Bourchier himself was persuaded by his uncle, Sir Henry Cholmley, to join in Booth’s rising in 1659 ‘on assurance that his father’s offence would be no prejudice to him if he would so assist’. He was described as the only martyr for signing the Yorkshire declaration for a free Parliament in February 1660, and was removed from the shrievalty. At the general election he was defeated at Aldborough, but he was returned to the Convention for Thirsk after a contest. Lord Wharton marked him as a friend, but noted that he was abroad. He played no part in the Convention, and was unable to prevent his father’s exception from the Act of Indemnity, though he died before it became law. On 9 Nov. Cholmley presented his petition against his father’s inclusion in the attainder bill, which was successful; and in 1661 he was granted Beningbrough and all his father’s other lands ‘notwithstanding a proviso in the statute ... that nothing therein contained shall discharge the lands ... from all penalties and forfeitures’. He was even proposed for the order of the Royal Oak, with an estate of £1,000 p.a. Subsequently he devoted his energies to local affairs and to his estates, which he augmented by the purchase of two further manors. He had probably conformed to the Church by 1676 when he was knighted, and in the following year he was restored to the commission of the peace, on which he remained throughout the exclusion crisis. He never stood again, but in 1688 he replied to the lord lieutenant’s questions on the Test Act and Penal Laws:
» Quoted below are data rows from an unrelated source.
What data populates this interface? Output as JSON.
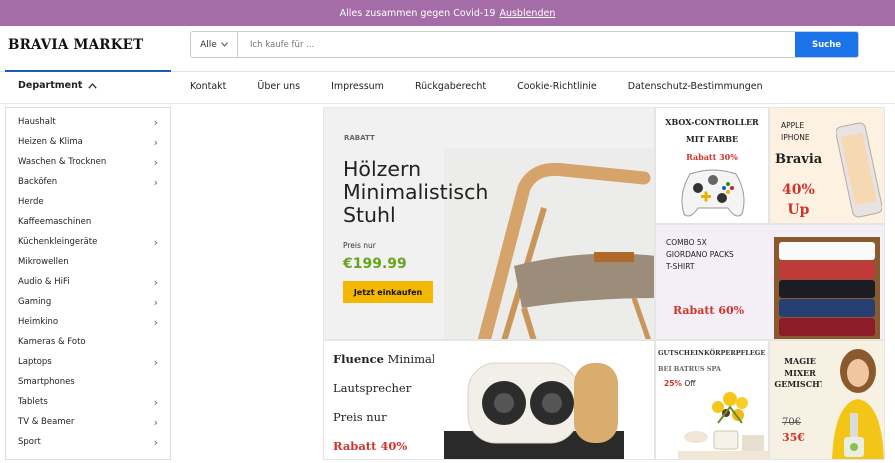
{
  "banner": {
    "text": "Alles zusammen gegen Covid-19",
    "link": "Ausblenden"
  },
  "logo": "BRAVIA MARKET",
  "search": {
    "category": "Alle",
    "placeholder": "Ich kaufe für ...",
    "button": "Suche"
  },
  "department": {
    "label": "Department"
  },
  "nav": [
    "Kontakt",
    "Über uns",
    "Impressum",
    "Rückgaberecht",
    "Cookie-Richtlinie",
    "Datenschutz-Bestimmungen"
  ],
  "sidebar": [
    {
      "label": "Haushalt",
      "arrow": true
    },
    {
      "label": "Heizen & Klima",
      "arrow": true
    },
    {
      "label": "Waschen & Trocknen",
      "arrow": true
    },
    {
      "label": "Backöfen",
      "arrow": true
    },
    {
      "label": "Herde",
      "arrow": false
    },
    {
      "label": "Kaffeemaschinen",
      "arrow": false
    },
    {
      "label": "Küchenkleingeräte",
      "arrow": true
    },
    {
      "label": "Mikrowellen",
      "arrow": false
    },
    {
      "label": "Audio & HiFi",
      "arrow": true
    },
    {
      "label": "Gaming",
      "arrow": true
    },
    {
      "label": "Heimkino",
      "arrow": true
    },
    {
      "label": "Kameras & Foto",
      "arrow": false
    },
    {
      "label": "Laptops",
      "arrow": true
    },
    {
      "label": "Smartphones",
      "arrow": false
    },
    {
      "label": "Tablets",
      "arrow": true
    },
    {
      "label": "TV & Beamer",
      "arrow": true
    },
    {
      "label": "Sport",
      "arrow": true
    }
  ],
  "hero": {
    "tag": "RABATT",
    "title_lines": [
      "Hölzern",
      "Minimalistisch",
      "Stuhl"
    ],
    "price_label": "Preis nur",
    "price": "€199.99",
    "button": "Jetzt einkaufen"
  },
  "xbox": {
    "line1": "XBOX-CONTROLLER",
    "line2": "MIT FARBE",
    "discount": "Rabatt 30%"
  },
  "apple": {
    "line1": "APPLE",
    "line2": "IPHONE",
    "brand": "Bravia",
    "pct": "40%",
    "up": "Up"
  },
  "combo": {
    "line1": "COMBO 5X",
    "line2": "GIORDANO PACKS",
    "line3": "T-SHIRT",
    "discount": "Rabatt 60%"
  },
  "fluence": {
    "brand": "Fluence",
    "line1": "Minimal",
    "line2": "Lautsprecher",
    "line3": "Preis nur",
    "discount": "Rabatt 40%"
  },
  "gutschein": {
    "line1": "GUTSCHEINKÖRPERPFLEGE",
    "line2": "BEI BATRUS SPA",
    "pct": "25%",
    "off": "Off"
  },
  "magie": {
    "line1": "MAGIE",
    "line2": "MIXER",
    "line3": "GEMISCHT",
    "old_price": "70€",
    "new_price": "35€"
  },
  "colors": {
    "banner": "#a56da8",
    "primary": "#1a73e8",
    "price_green": "#68a51f",
    "discount_red": "#d0342c",
    "button_yellow": "#f5b800"
  }
}
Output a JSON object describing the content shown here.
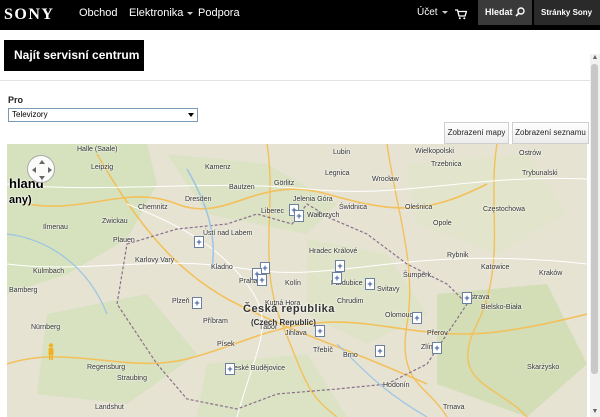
{
  "header": {
    "logo": "SONY",
    "nav": [
      "Obchod",
      "Elektronika",
      "Podpora"
    ],
    "account": "Účet",
    "cart_icon": "cart-icon",
    "search_label": "Hledat",
    "sites_label": "Stránky Sony"
  },
  "page": {
    "title": "Najít servisní centrum",
    "filter_label": "Pro",
    "filter_value": "Televizory",
    "map_view_button": "Zobrazení mapy",
    "list_view_button": "Zobrazení seznamu"
  },
  "map": {
    "country_label": "Česká republika",
    "country_sub": "(Czech Republic)",
    "left_overlay_top": "hland",
    "left_overlay_bottom": "any)",
    "cities": [
      {
        "name": "Halle (Saale)"
      },
      {
        "name": "Leipzig"
      },
      {
        "name": "Kamenz"
      },
      {
        "name": "Lubin"
      },
      {
        "name": "Wielkopolski"
      },
      {
        "name": "Ostrów"
      },
      {
        "name": "Dresden"
      },
      {
        "name": "Bautzen"
      },
      {
        "name": "Görlitz"
      },
      {
        "name": "Legnica"
      },
      {
        "name": "Wrocław"
      },
      {
        "name": "Trzebnica"
      },
      {
        "name": "Chemnitz"
      },
      {
        "name": "Zwickau"
      },
      {
        "name": "Jelenia Góra"
      },
      {
        "name": "Świdnica"
      },
      {
        "name": "Oleśnica"
      },
      {
        "name": "Częstochowa"
      },
      {
        "name": "Ilmenau"
      },
      {
        "name": "Liberec"
      },
      {
        "name": "Wałbrzych"
      },
      {
        "name": "Opole"
      },
      {
        "name": "Plauen"
      },
      {
        "name": "Ústí nad Labem"
      },
      {
        "name": "Hradec Králové"
      },
      {
        "name": "Katowice"
      },
      {
        "name": "Karlovy Vary"
      },
      {
        "name": "Kladno"
      },
      {
        "name": "Pardubice"
      },
      {
        "name": "Kraków"
      },
      {
        "name": "Kulmbach"
      },
      {
        "name": "Praha"
      },
      {
        "name": "Kolín"
      },
      {
        "name": "Rybnik"
      },
      {
        "name": "Bamberg"
      },
      {
        "name": "Plzeň"
      },
      {
        "name": "Ostrava"
      },
      {
        "name": "Nürnberg"
      },
      {
        "name": "Příbram"
      },
      {
        "name": "Olomouc"
      },
      {
        "name": "Bielsko-Biała"
      },
      {
        "name": "Jihlava"
      },
      {
        "name": "Zlín"
      },
      {
        "name": "Regensburg"
      },
      {
        "name": "Písek"
      },
      {
        "name": "Třebíč"
      },
      {
        "name": "Brno"
      },
      {
        "name": "České Budějovice"
      },
      {
        "name": "Straubing"
      },
      {
        "name": "Landshut"
      },
      {
        "name": "Hodonín"
      },
      {
        "name": "Trnava"
      },
      {
        "name": "Trybunalski"
      },
      {
        "name": "Skarżysko"
      },
      {
        "name": "Přerov"
      },
      {
        "name": "Kutná Hora"
      },
      {
        "name": "Chrudim"
      },
      {
        "name": "Svitavy"
      },
      {
        "name": "Šumperk"
      },
      {
        "name": "Tábor"
      }
    ]
  }
}
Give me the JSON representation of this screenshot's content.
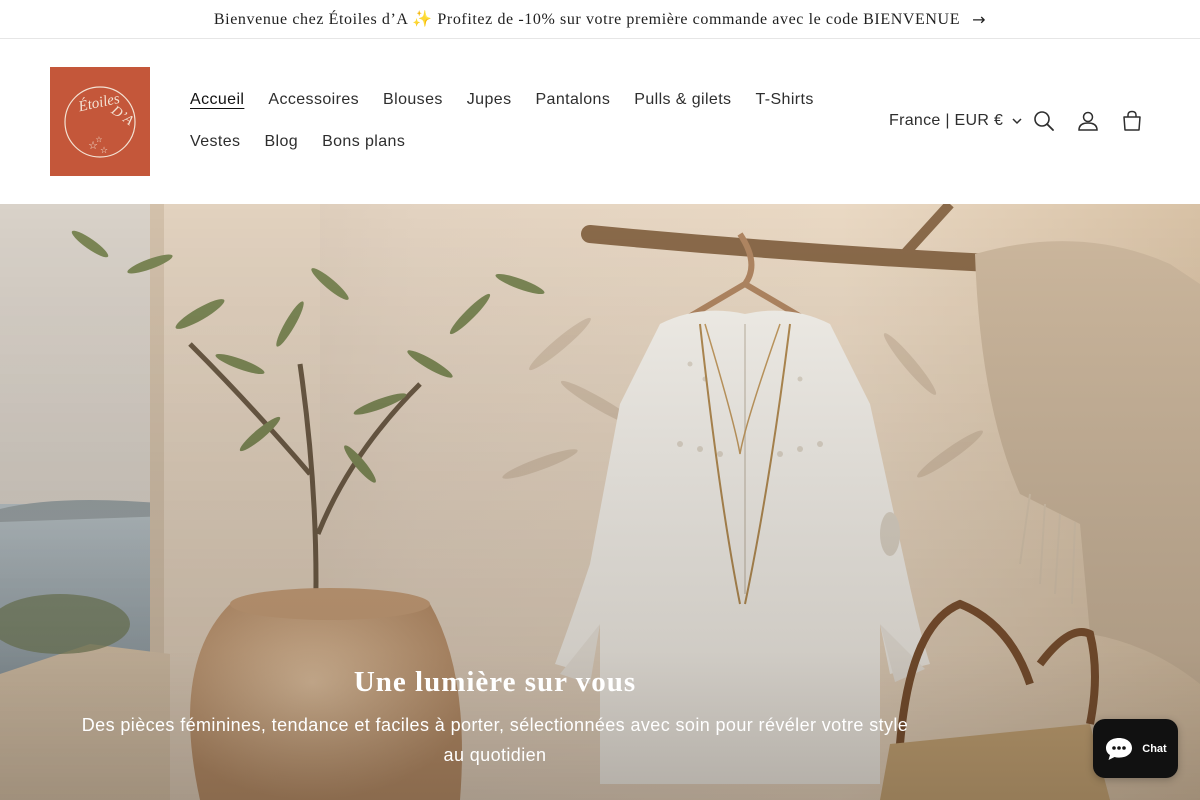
{
  "announcement": {
    "text": "Bienvenue chez Étoiles d’A ✨ Profitez de -10% sur votre première commande avec le code BIENVENUE",
    "arrow_icon": "arrow-right-icon"
  },
  "brand": {
    "logo_text": "ÉTOILES D’A",
    "logo_color": "#c4573a"
  },
  "nav": {
    "row1": [
      "Accueil",
      "Accessoires",
      "Blouses",
      "Jupes",
      "Pantalons",
      "Pulls & gilets",
      "T-Shirts"
    ],
    "row2": [
      "Vestes",
      "Blog",
      "Bons plans"
    ],
    "active": "Accueil"
  },
  "header": {
    "locale": "France | EUR €",
    "icons": [
      "chevron-down-icon",
      "search-icon",
      "account-icon",
      "cart-icon"
    ]
  },
  "hero": {
    "title": "Une lumière sur vous",
    "text": "Des pièces féminines, tendance et faciles à porter, sélectionnées avec soin pour révéler votre style au quotidien"
  },
  "chat": {
    "label": "Chat",
    "icon": "chat-bubble-icon",
    "color": "#111111"
  }
}
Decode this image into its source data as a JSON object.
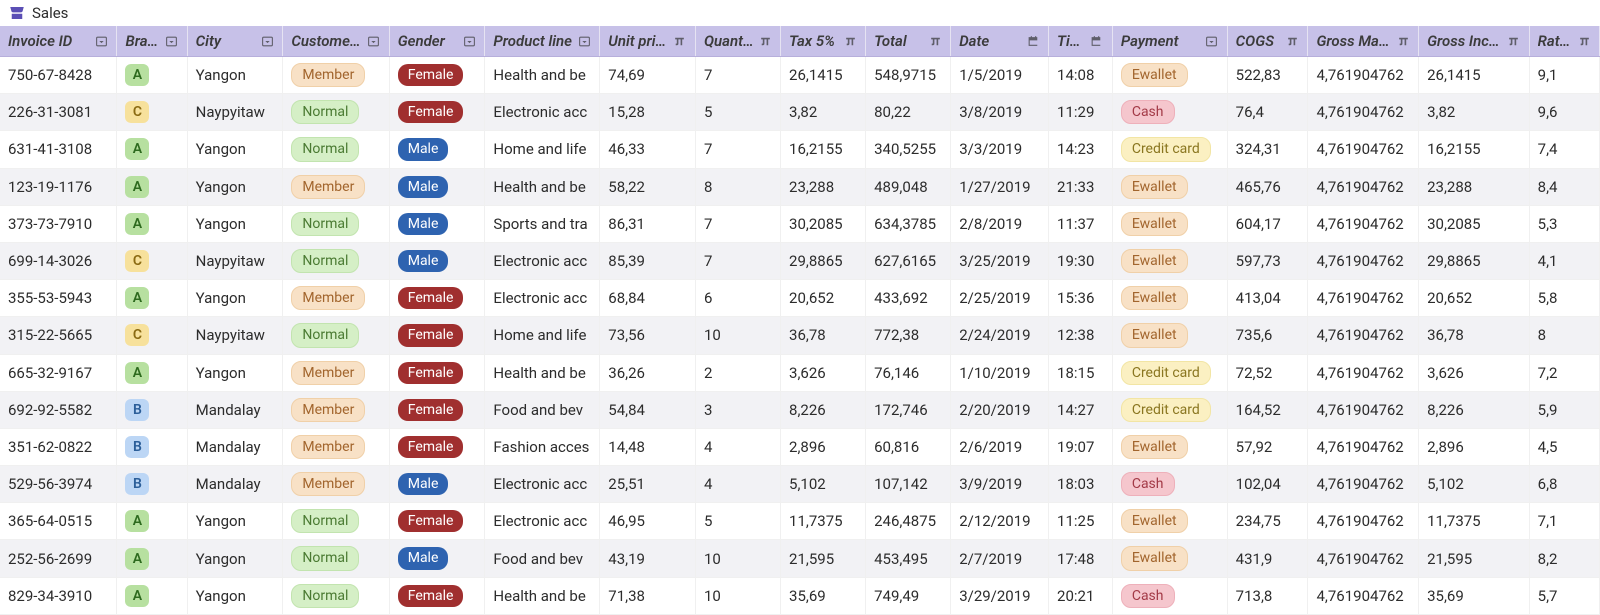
{
  "title": "Sales",
  "columns": [
    {
      "key": "invoice",
      "label": "Invoice ID",
      "icon": "enum"
    },
    {
      "key": "branch",
      "label": "Branch",
      "icon": "enum"
    },
    {
      "key": "city",
      "label": "City",
      "icon": "enum"
    },
    {
      "key": "cust",
      "label": "Customer ty",
      "icon": "enum"
    },
    {
      "key": "gender",
      "label": "Gender",
      "icon": "enum"
    },
    {
      "key": "product",
      "label": "Product line",
      "icon": "enum"
    },
    {
      "key": "uprice",
      "label": "Unit price",
      "icon": "pi"
    },
    {
      "key": "qty",
      "label": "Quantity",
      "icon": "pi"
    },
    {
      "key": "tax",
      "label": "Tax 5%",
      "icon": "pi"
    },
    {
      "key": "total",
      "label": "Total",
      "icon": "pi"
    },
    {
      "key": "date",
      "label": "Date",
      "icon": "calendar"
    },
    {
      "key": "time",
      "label": "Time",
      "icon": "calendar"
    },
    {
      "key": "payment",
      "label": "Payment",
      "icon": "enum"
    },
    {
      "key": "cogs",
      "label": "COGS",
      "icon": "pi"
    },
    {
      "key": "gmp",
      "label": "Gross Margi",
      "icon": "pi"
    },
    {
      "key": "gi",
      "label": "Gross Incom",
      "icon": "pi"
    },
    {
      "key": "rating",
      "label": "Rating",
      "icon": "pi"
    }
  ],
  "rows": [
    {
      "invoice": "750-67-8428",
      "branch": "A",
      "city": "Yangon",
      "cust": "Member",
      "gender": "Female",
      "product": "Health and be",
      "uprice": "74,69",
      "qty": "7",
      "tax": "26,1415",
      "total": "548,9715",
      "date": "1/5/2019",
      "time": "14:08",
      "payment": "Ewallet",
      "cogs": "522,83",
      "gmp": "4,761904762",
      "gi": "26,1415",
      "rating": "9,1"
    },
    {
      "invoice": "226-31-3081",
      "branch": "C",
      "city": "Naypyitaw",
      "cust": "Normal",
      "gender": "Female",
      "product": "Electronic acc",
      "uprice": "15,28",
      "qty": "5",
      "tax": "3,82",
      "total": "80,22",
      "date": "3/8/2019",
      "time": "11:29",
      "payment": "Cash",
      "cogs": "76,4",
      "gmp": "4,761904762",
      "gi": "3,82",
      "rating": "9,6"
    },
    {
      "invoice": "631-41-3108",
      "branch": "A",
      "city": "Yangon",
      "cust": "Normal",
      "gender": "Male",
      "product": "Home and life",
      "uprice": "46,33",
      "qty": "7",
      "tax": "16,2155",
      "total": "340,5255",
      "date": "3/3/2019",
      "time": "14:23",
      "payment": "Credit card",
      "cogs": "324,31",
      "gmp": "4,761904762",
      "gi": "16,2155",
      "rating": "7,4"
    },
    {
      "invoice": "123-19-1176",
      "branch": "A",
      "city": "Yangon",
      "cust": "Member",
      "gender": "Male",
      "product": "Health and be",
      "uprice": "58,22",
      "qty": "8",
      "tax": "23,288",
      "total": "489,048",
      "date": "1/27/2019",
      "time": "21:33",
      "payment": "Ewallet",
      "cogs": "465,76",
      "gmp": "4,761904762",
      "gi": "23,288",
      "rating": "8,4"
    },
    {
      "invoice": "373-73-7910",
      "branch": "A",
      "city": "Yangon",
      "cust": "Normal",
      "gender": "Male",
      "product": "Sports and tra",
      "uprice": "86,31",
      "qty": "7",
      "tax": "30,2085",
      "total": "634,3785",
      "date": "2/8/2019",
      "time": "11:37",
      "payment": "Ewallet",
      "cogs": "604,17",
      "gmp": "4,761904762",
      "gi": "30,2085",
      "rating": "5,3"
    },
    {
      "invoice": "699-14-3026",
      "branch": "C",
      "city": "Naypyitaw",
      "cust": "Normal",
      "gender": "Male",
      "product": "Electronic acc",
      "uprice": "85,39",
      "qty": "7",
      "tax": "29,8865",
      "total": "627,6165",
      "date": "3/25/2019",
      "time": "19:30",
      "payment": "Ewallet",
      "cogs": "597,73",
      "gmp": "4,761904762",
      "gi": "29,8865",
      "rating": "4,1"
    },
    {
      "invoice": "355-53-5943",
      "branch": "A",
      "city": "Yangon",
      "cust": "Member",
      "gender": "Female",
      "product": "Electronic acc",
      "uprice": "68,84",
      "qty": "6",
      "tax": "20,652",
      "total": "433,692",
      "date": "2/25/2019",
      "time": "15:36",
      "payment": "Ewallet",
      "cogs": "413,04",
      "gmp": "4,761904762",
      "gi": "20,652",
      "rating": "5,8"
    },
    {
      "invoice": "315-22-5665",
      "branch": "C",
      "city": "Naypyitaw",
      "cust": "Normal",
      "gender": "Female",
      "product": "Home and life",
      "uprice": "73,56",
      "qty": "10",
      "tax": "36,78",
      "total": "772,38",
      "date": "2/24/2019",
      "time": "12:38",
      "payment": "Ewallet",
      "cogs": "735,6",
      "gmp": "4,761904762",
      "gi": "36,78",
      "rating": "8"
    },
    {
      "invoice": "665-32-9167",
      "branch": "A",
      "city": "Yangon",
      "cust": "Member",
      "gender": "Female",
      "product": "Health and be",
      "uprice": "36,26",
      "qty": "2",
      "tax": "3,626",
      "total": "76,146",
      "date": "1/10/2019",
      "time": "18:15",
      "payment": "Credit card",
      "cogs": "72,52",
      "gmp": "4,761904762",
      "gi": "3,626",
      "rating": "7,2"
    },
    {
      "invoice": "692-92-5582",
      "branch": "B",
      "city": "Mandalay",
      "cust": "Member",
      "gender": "Female",
      "product": "Food and bev",
      "uprice": "54,84",
      "qty": "3",
      "tax": "8,226",
      "total": "172,746",
      "date": "2/20/2019",
      "time": "14:27",
      "payment": "Credit card",
      "cogs": "164,52",
      "gmp": "4,761904762",
      "gi": "8,226",
      "rating": "5,9"
    },
    {
      "invoice": "351-62-0822",
      "branch": "B",
      "city": "Mandalay",
      "cust": "Member",
      "gender": "Female",
      "product": "Fashion acces",
      "uprice": "14,48",
      "qty": "4",
      "tax": "2,896",
      "total": "60,816",
      "date": "2/6/2019",
      "time": "19:07",
      "payment": "Ewallet",
      "cogs": "57,92",
      "gmp": "4,761904762",
      "gi": "2,896",
      "rating": "4,5"
    },
    {
      "invoice": "529-56-3974",
      "branch": "B",
      "city": "Mandalay",
      "cust": "Member",
      "gender": "Male",
      "product": "Electronic acc",
      "uprice": "25,51",
      "qty": "4",
      "tax": "5,102",
      "total": "107,142",
      "date": "3/9/2019",
      "time": "18:03",
      "payment": "Cash",
      "cogs": "102,04",
      "gmp": "4,761904762",
      "gi": "5,102",
      "rating": "6,8"
    },
    {
      "invoice": "365-64-0515",
      "branch": "A",
      "city": "Yangon",
      "cust": "Normal",
      "gender": "Female",
      "product": "Electronic acc",
      "uprice": "46,95",
      "qty": "5",
      "tax": "11,7375",
      "total": "246,4875",
      "date": "2/12/2019",
      "time": "11:25",
      "payment": "Ewallet",
      "cogs": "234,75",
      "gmp": "4,761904762",
      "gi": "11,7375",
      "rating": "7,1"
    },
    {
      "invoice": "252-56-2699",
      "branch": "A",
      "city": "Yangon",
      "cust": "Normal",
      "gender": "Male",
      "product": "Food and bev",
      "uprice": "43,19",
      "qty": "10",
      "tax": "21,595",
      "total": "453,495",
      "date": "2/7/2019",
      "time": "17:48",
      "payment": "Ewallet",
      "cogs": "431,9",
      "gmp": "4,761904762",
      "gi": "21,595",
      "rating": "8,2"
    },
    {
      "invoice": "829-34-3910",
      "branch": "A",
      "city": "Yangon",
      "cust": "Normal",
      "gender": "Female",
      "product": "Health and be",
      "uprice": "71,38",
      "qty": "10",
      "tax": "35,69",
      "total": "749,49",
      "date": "3/29/2019",
      "time": "20:21",
      "payment": "Cash",
      "cogs": "713,8",
      "gmp": "4,761904762",
      "gi": "35,69",
      "rating": "5,7"
    }
  ]
}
If I shall be chosen a Member of Parliament I think myself obliged to give my vote according to the reason of the debate of the House of Commons. ... If I shall concern myself in the election of any to serve as a Member of Parliament, I think myself obliged to give my vote for such as shall to the best of my judgment serve the King and kingdom honestly and faithfully.

He was removed from local office but restored in the autumn. He was buried at Newton-on-Ouse on 29 Oct. 1695, the last of the family to sit in Parliament.4

Ref Volumes: 1660-1690

Authors: P. A. Bolton / Paula Watson


  • 1. Clay, Dugdale’s Vis. Yorks. i. 307
  • 2. N. Riding Quarter Sessions (N. Riding Rec. Soc.), v. 17; vii. 1, 117; Eg. 1626, f. 53.
  • 3. VCH Yorks. N. Riding, ii. 162; Brunton and Pennington, Members of the Long Parl. 44; DNB (Bourchier, Sir John).
  • 4. Notts. RO, DDSR221/96, Robert Turner to Sir George Savile, 31 Mar. 1660; Old Parl. Hist. xxiii. 8; CSP Dom. 1660-1, pp. 446, 557.